            Green fluorescent protein expression and colocalization with calretinin, parvalbumin, and somatostatin in the GAD67-GFP knock-in mouse.

            Gamma-aminobutyric acid (GABA)ergic neurons in the central nervous system regulate the activity of other neurons and play a crucial role in information processing. To assist an advance in the research of GABAergic neurons, here we produced two lines of glutamic acid decarboxylase-green fluorescence protein (GAD67-GFP) knock-in mouse. The distribution pattern of GFP-positive somata was the same as that of the GAD67 in situ hybridization signal in the central nervous system. We encountered neither any apparent ectopic GFP expression in GAD67-negative cells nor any apparent lack of GFP expression in GAD67-positive neurons in the two GAD67-GFP knock-in mouse lines. The timing of GFP expression also paralleled that of GAD67 expression. Hence, we constructed a map of GFP distribution in the knock-in mouse brain. Moreover, we used the knock-in mice to investigate the colocalization of GFP with NeuN, calretinin (CR), parvalbumin (PV), and somatostatin (SS) in the frontal motor cortex. The proportion of GFP-positive cells among NeuN-positive cells (neocortical neurons) was approximately 19.5%. All the CR-, PV-, and SS-positive cells appeared positive for GFP. The CR-, PV, and SS-positive cells emitted GFP fluorescence at various intensities characteristics to them. The proportions of CR-, PV-, and SS-positive cells among GFP-positive cells were 13.9%, 40.1%, and 23.4%, respectively. Thus, the three subtypes of GABAergic neurons accounted for 77.4% of the GFP-positive cells. They accounted for 6.5% in layer I. In accord with unidentified GFP-positive cells, many medium-sized spherical somata emitting intense GFP fluorescence were observed in layer I. Copyright 2003 Wiley-Liss, Inc.
              Bookmark
              • Record: found
              • Abstract: found
              • Article: not found

              Molecular physiology of low-voltage-activated t-type calcium channels.

              T-type Ca2+ channels were originally called low-voltage-activated (LVA) channels because they can be activated by small depolarizations of the plasma membrane. In many neurons Ca2+ influx through LVA channels triggers low-threshold spikes, which in turn triggers a burst of action potentials mediated by Na+ channels. Burst firing is thought to play an important role in the synchronized activity of the thalamus observed in absence epilepsy, but may also underlie a wider range of thalamocortical dysrhythmias. In addition to a pacemaker role, Ca2+ entry via T-type channels can directly regulate intracellular Ca2+ concentrations, which is an important second messenger for a variety of cellular processes. Molecular cloning revealed the existence of three T-type channel genes. The deduced amino acid sequence shows a similar four-repeat structure to that found in high-voltage-activated (HVA) Ca2+ channels, and Na+ channels, indicating that they are evolutionarily related. Hence, the alpha1-subunits of T-type channels are now designated Cav3. Although mRNAs for all three Cav3 subtypes are expressed in brain, they vary in terms of their peripheral expression, with Cav3.2 showing the widest expression. The electrophysiological activities of recombinant Cav3 channels are very similar to native T-type currents and can be differentiated from HVA channels by their activation at lower voltages, faster inactivation, slower deactivation, and smaller conductance of Ba2+. The Cav3 subtypes can be differentiated by their kinetics and sensitivity to block by Ni2+. The goal of this review is to provide a comprehensive description of T-type currents, their distribution, regulation, pharmacology, and cloning.
                Bookmark

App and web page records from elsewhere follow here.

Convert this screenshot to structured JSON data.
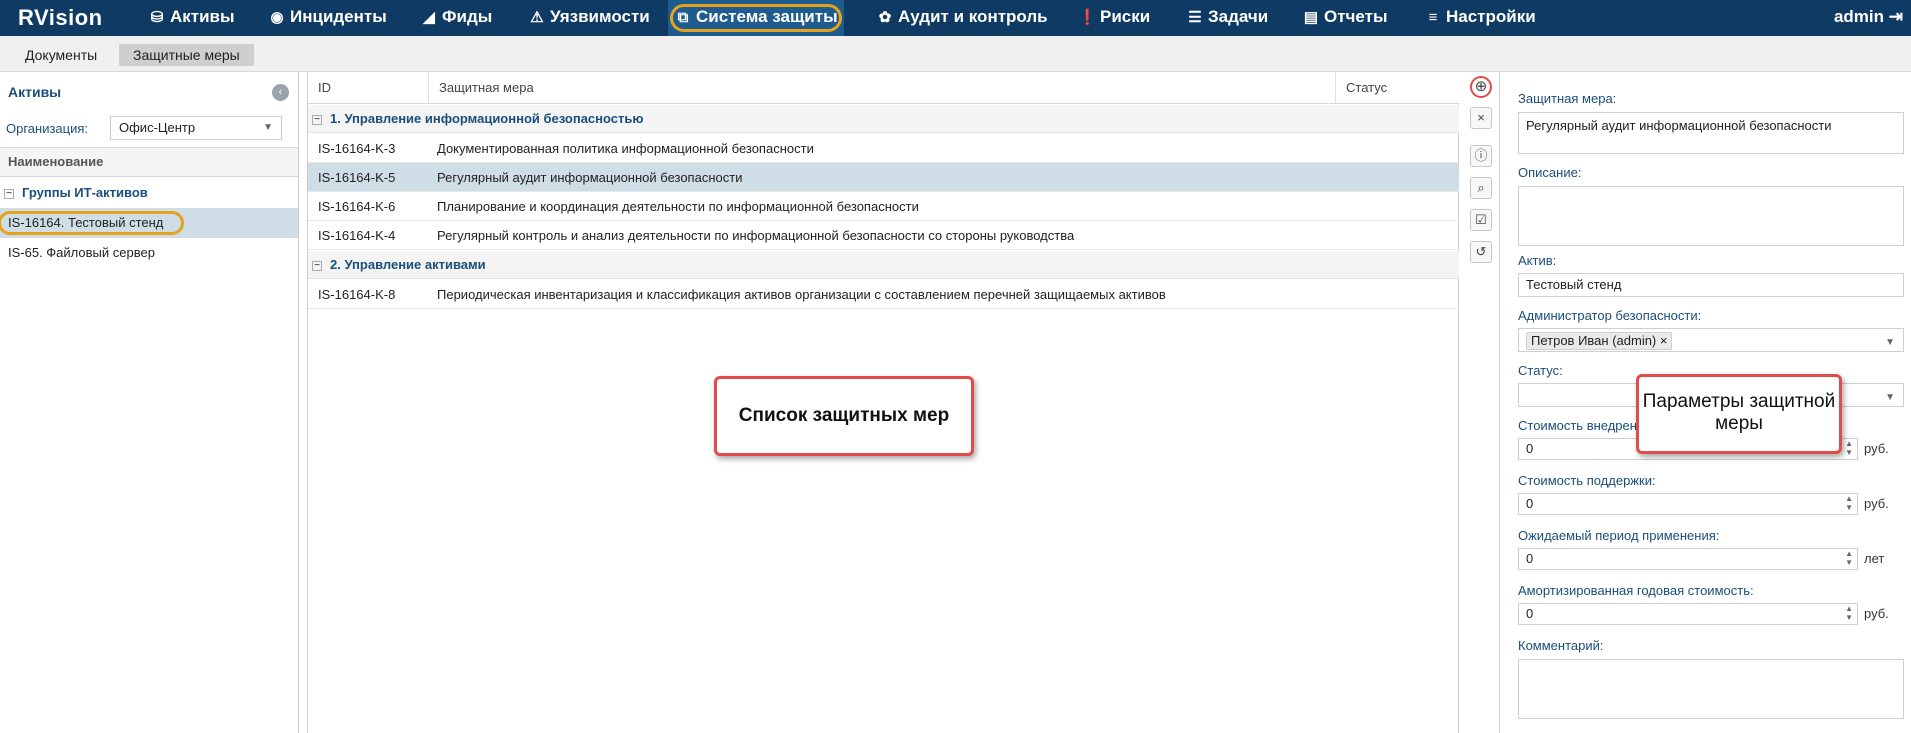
{
  "app": {
    "logo": "RVision",
    "user": "admin"
  },
  "nav": [
    {
      "label": "Активы",
      "icon": "⛁"
    },
    {
      "label": "Инциденты",
      "icon": "◉"
    },
    {
      "label": "Фиды",
      "icon": "◢"
    },
    {
      "label": "Уязвимости",
      "icon": "⚠"
    },
    {
      "label": "Система защиты",
      "icon": "⧉"
    },
    {
      "label": "Аудит и контроль",
      "icon": "✿"
    },
    {
      "label": "Риски",
      "icon": "❗"
    },
    {
      "label": "Задачи",
      "icon": "☰"
    },
    {
      "label": "Отчеты",
      "icon": "▤"
    },
    {
      "label": "Настройки",
      "icon": "≡"
    }
  ],
  "subtabs": [
    {
      "label": "Документы"
    },
    {
      "label": "Защитные меры"
    }
  ],
  "left": {
    "title": "Активы",
    "collapse_icon": "‹",
    "org_label": "Организация:",
    "org_value": "Офис-Центр",
    "column": "Наименование",
    "group": "Группы ИТ-активов",
    "assets": [
      {
        "label": "IS-16164. Тестовый стенд"
      },
      {
        "label": "IS-65. Файловый сервер"
      }
    ]
  },
  "table": {
    "headers": {
      "id": "ID",
      "name": "Защитная мера",
      "status": "Статус"
    },
    "sections": [
      {
        "title": "1. Управление информационной безопасностью"
      },
      {
        "title": "2. Управление активами"
      }
    ],
    "rows": [
      {
        "id": "IS-16164-K-3",
        "name": "Документированная политика информационной безопасности"
      },
      {
        "id": "IS-16164-K-5",
        "name": "Регулярный аудит информационной безопасности"
      },
      {
        "id": "IS-16164-K-6",
        "name": "Планирование и координация деятельности по информационной безопасности"
      },
      {
        "id": "IS-16164-K-4",
        "name": "Регулярный контроль и анализ деятельности по информационной безопасности со стороны руководства"
      },
      {
        "id": "IS-16164-K-8",
        "name": "Периодическая инвентаризация и классификация активов организации с составлением перечней защищаемых активов"
      }
    ]
  },
  "callouts": {
    "list": "Список защитных мер",
    "params": "Параметры защитной меры"
  },
  "tools": {
    "add": "⊕",
    "delete": "×",
    "info": "ⓘ",
    "attach": "⌕",
    "check": "☑",
    "history": "↺"
  },
  "form": {
    "measure_label": "Защитная мера:",
    "measure_value": "Регулярный аудит информационной безопасности",
    "description_label": "Описание:",
    "asset_label": "Актив:",
    "asset_value": "Тестовый стенд",
    "admin_label": "Администратор безопасности:",
    "admin_value": "Петров Иван (admin)",
    "admin_remove": "×",
    "status_label": "Статус:",
    "impl_cost_label": "Стоимость внедрен",
    "impl_cost_value": "0",
    "impl_cost_unit": "руб.",
    "support_cost_label": "Стоимость поддержки:",
    "support_cost_value": "0",
    "support_cost_unit": "руб.",
    "period_label": "Ожидаемый период применения:",
    "period_value": "0",
    "period_unit": "лет",
    "amort_label": "Амортизированная годовая стоимость:",
    "amort_value": "0",
    "amort_unit": "руб.",
    "comment_label": "Комментарий:"
  }
}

                Author and article information

                Journal
                Physiological Reviews
                Physiological Reviews
                American Physiological Society
                0031-9333
                1522-1210
                April 01 2020
                April 01 2020
                : 100
                : 2
                : 805-868
                Affiliations
                [1 ]Department of Fundamental Neurosciences, University of Lausanne, Lausanne, Switzerland
                Article
                10.1152/physrev.00042.2018
                © 2020

                Comments

                Comment on this article